• _EXERCISE BRIEF_
Locate all lines in the data below that hold "Barbie" and show them.

• _Page and application data records_
━━━━━━━━━━━━━━━━

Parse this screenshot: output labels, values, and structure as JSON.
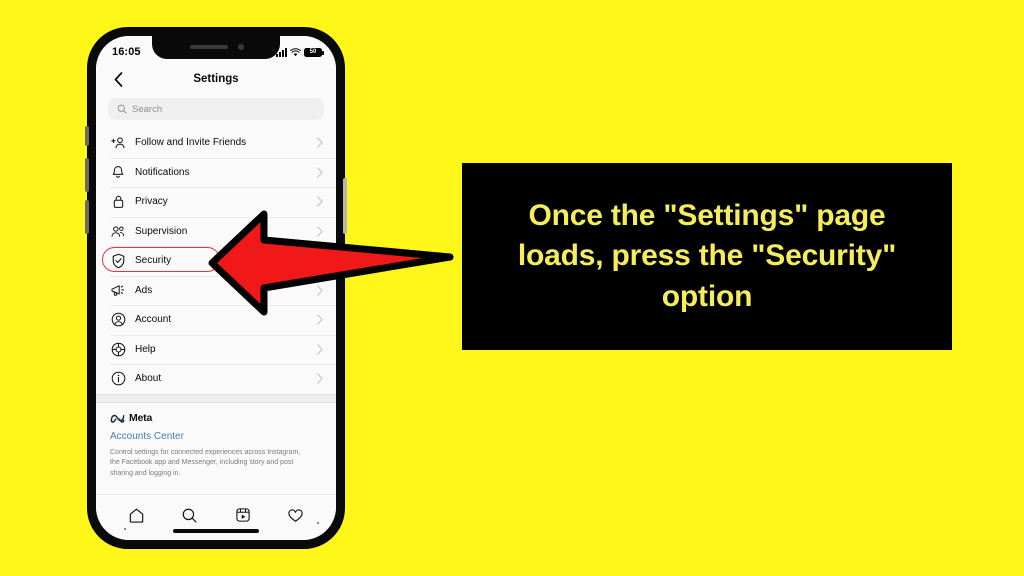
{
  "background_color": "#FFF61A",
  "phone": {
    "status_bar": {
      "time": "16:05",
      "signal_icon": "signal-bars-icon",
      "wifi_icon": "wifi-icon",
      "battery_icon": "battery-icon",
      "battery_level": "50"
    },
    "header": {
      "back_icon": "chevron-left-icon",
      "title": "Settings"
    },
    "search": {
      "icon": "search-icon",
      "placeholder": "Search",
      "value": ""
    },
    "settings_items": [
      {
        "label": "Follow and Invite Friends",
        "icon": "person-add-icon",
        "chevron": "chevron-right-icon",
        "highlighted": false
      },
      {
        "label": "Notifications",
        "icon": "bell-icon",
        "chevron": "chevron-right-icon",
        "highlighted": false
      },
      {
        "label": "Privacy",
        "icon": "lock-icon",
        "chevron": "chevron-right-icon",
        "highlighted": false
      },
      {
        "label": "Supervision",
        "icon": "people-icon",
        "chevron": "chevron-right-icon",
        "highlighted": false
      },
      {
        "label": "Security",
        "icon": "shield-check-icon",
        "chevron": "chevron-right-icon",
        "highlighted": true
      },
      {
        "label": "Ads",
        "icon": "megaphone-icon",
        "chevron": "chevron-right-icon",
        "highlighted": false
      },
      {
        "label": "Account",
        "icon": "user-circle-icon",
        "chevron": "chevron-right-icon",
        "highlighted": false
      },
      {
        "label": "Help",
        "icon": "lifebuoy-icon",
        "chevron": "chevron-right-icon",
        "highlighted": false
      },
      {
        "label": "About",
        "icon": "info-circle-icon",
        "chevron": "chevron-right-icon",
        "highlighted": false
      }
    ],
    "meta_section": {
      "brand_icon": "meta-infinity-icon",
      "brand_name": "Meta",
      "link_label": "Accounts Center",
      "link_color": "#3f7fb5",
      "description": "Control settings for connected experiences across Instagram, the Facebook app and Messenger, including story and post sharing and logging in."
    },
    "tab_bar": [
      {
        "icon": "home-icon",
        "label": "Home"
      },
      {
        "icon": "search-icon",
        "label": "Search"
      },
      {
        "icon": "reels-icon",
        "label": "Reels"
      },
      {
        "icon": "heart-icon",
        "label": "Activity"
      }
    ],
    "home_indicator": "home-indicator"
  },
  "annotation": {
    "arrow": {
      "name": "red-pointer-arrow",
      "direction": "left",
      "fill_color": "#F01818",
      "stroke_color": "#000000",
      "points_at": "Security"
    },
    "highlight": {
      "name": "security-row-highlight",
      "color": "#e5353a",
      "shape": "rounded-rectangle"
    },
    "caption": {
      "text": "Once the \"Settings\" page loads, press the \"Security\" option",
      "text_color": "#F5EE5A",
      "background_color": "#000000"
    }
  }
}
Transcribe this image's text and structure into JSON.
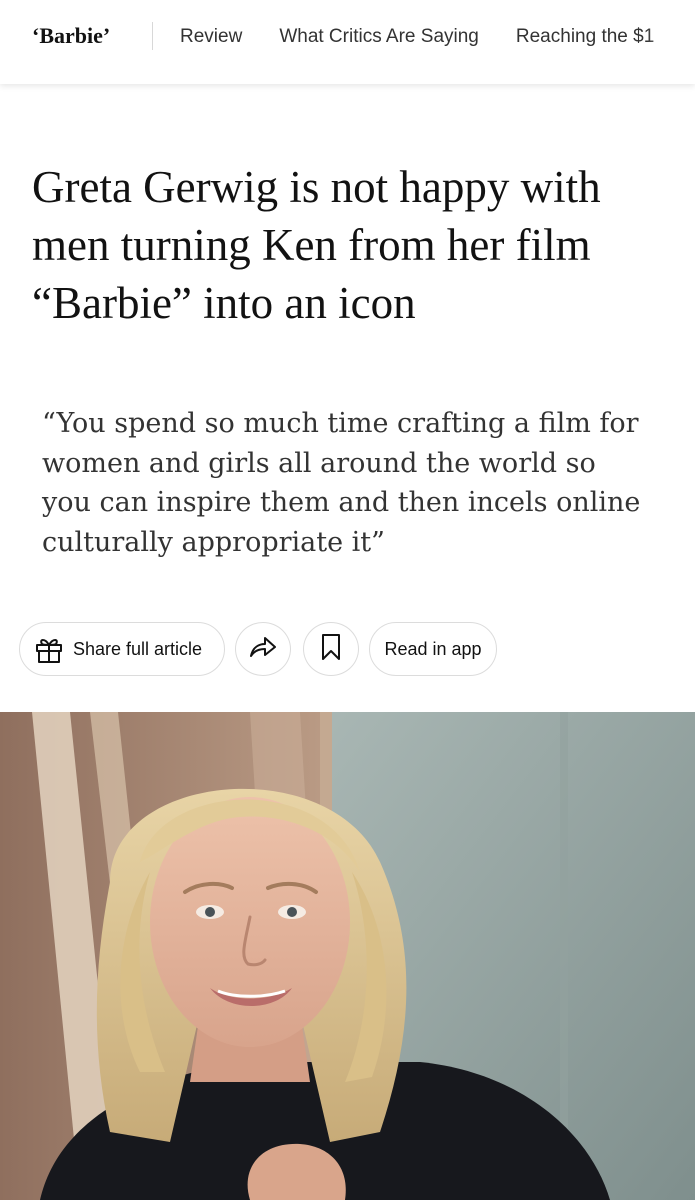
{
  "nav": {
    "brand": "‘Barbie’",
    "links": [
      {
        "label": "Review"
      },
      {
        "label": "What Critics Are Saying"
      },
      {
        "label": "Reaching the $1"
      }
    ]
  },
  "article": {
    "headline": "Greta Gerwig is not happy with men turning Ken from her film “Barbie” into an icon",
    "summary": "“You spend so much time crafting a film for women and girls all around the world so you can inspire them and then incels online culturally appropriate it”"
  },
  "actions": {
    "share_label": "Share full article",
    "share_icon": "gift-icon",
    "forward_icon": "share-arrow-icon",
    "save_icon": "bookmark-icon",
    "app_label": "Read in app"
  },
  "photo": {
    "subject": "portrait-photo"
  }
}
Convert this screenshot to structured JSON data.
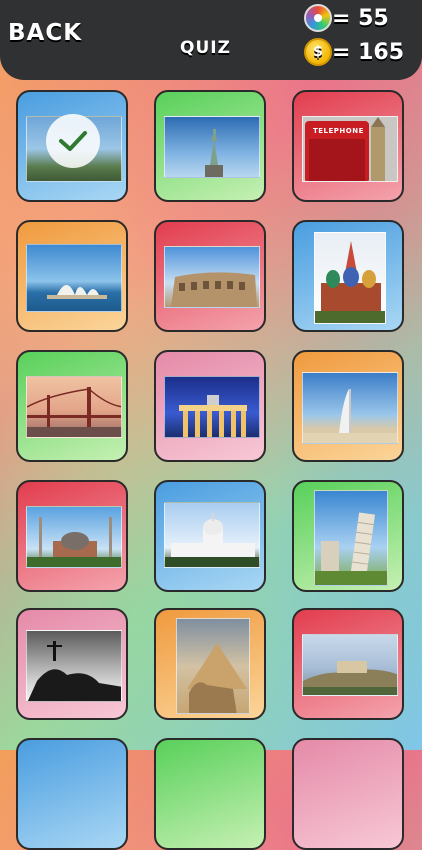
{
  "header": {
    "back_label": "BACK",
    "title": "QUIZ",
    "hints": {
      "icon": "color-wheel-icon",
      "value": "= 55"
    },
    "coins": {
      "icon": "dollar-coin-icon",
      "symbol": "$",
      "value": "= 165"
    }
  },
  "colors": {
    "header_bg": "#2f3133",
    "tile_blue": "#5aa9e6",
    "tile_green": "#6fd66f",
    "tile_red": "#e2475a",
    "tile_orange": "#f0a24a",
    "tile_pink": "#e58aa8"
  },
  "tiles": [
    {
      "id": "paris",
      "completed": true,
      "tile_color": "blue",
      "check_icon": "checkmark-icon"
    },
    {
      "id": "statue-of-liberty",
      "completed": false,
      "tile_color": "green"
    },
    {
      "id": "london-telephone-booth",
      "completed": false,
      "tile_color": "red",
      "photo_text": "TELEPHONE"
    },
    {
      "id": "sydney-opera-house",
      "completed": false,
      "tile_color": "orange"
    },
    {
      "id": "colosseum",
      "completed": false,
      "tile_color": "red"
    },
    {
      "id": "st-basils-cathedral",
      "completed": false,
      "tile_color": "blue"
    },
    {
      "id": "golden-gate-bridge",
      "completed": false,
      "tile_color": "green"
    },
    {
      "id": "brandenburg-gate",
      "completed": false,
      "tile_color": "pink"
    },
    {
      "id": "burj-al-arab",
      "completed": false,
      "tile_color": "orange"
    },
    {
      "id": "hagia-sophia",
      "completed": false,
      "tile_color": "red"
    },
    {
      "id": "us-capitol",
      "completed": false,
      "tile_color": "blue"
    },
    {
      "id": "leaning-tower-of-pisa",
      "completed": false,
      "tile_color": "green"
    },
    {
      "id": "christ-the-redeemer",
      "completed": false,
      "tile_color": "pink"
    },
    {
      "id": "pyramids-and-sphinx",
      "completed": false,
      "tile_color": "orange"
    },
    {
      "id": "acropolis",
      "completed": false,
      "tile_color": "red"
    }
  ]
}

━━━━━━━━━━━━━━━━

• _TASK SOLUTION_
    "brand": "‘Barbie’",
    "headline": "Greta Gerwig is not happy with men turning Ken from her film “Barbie” into an icon",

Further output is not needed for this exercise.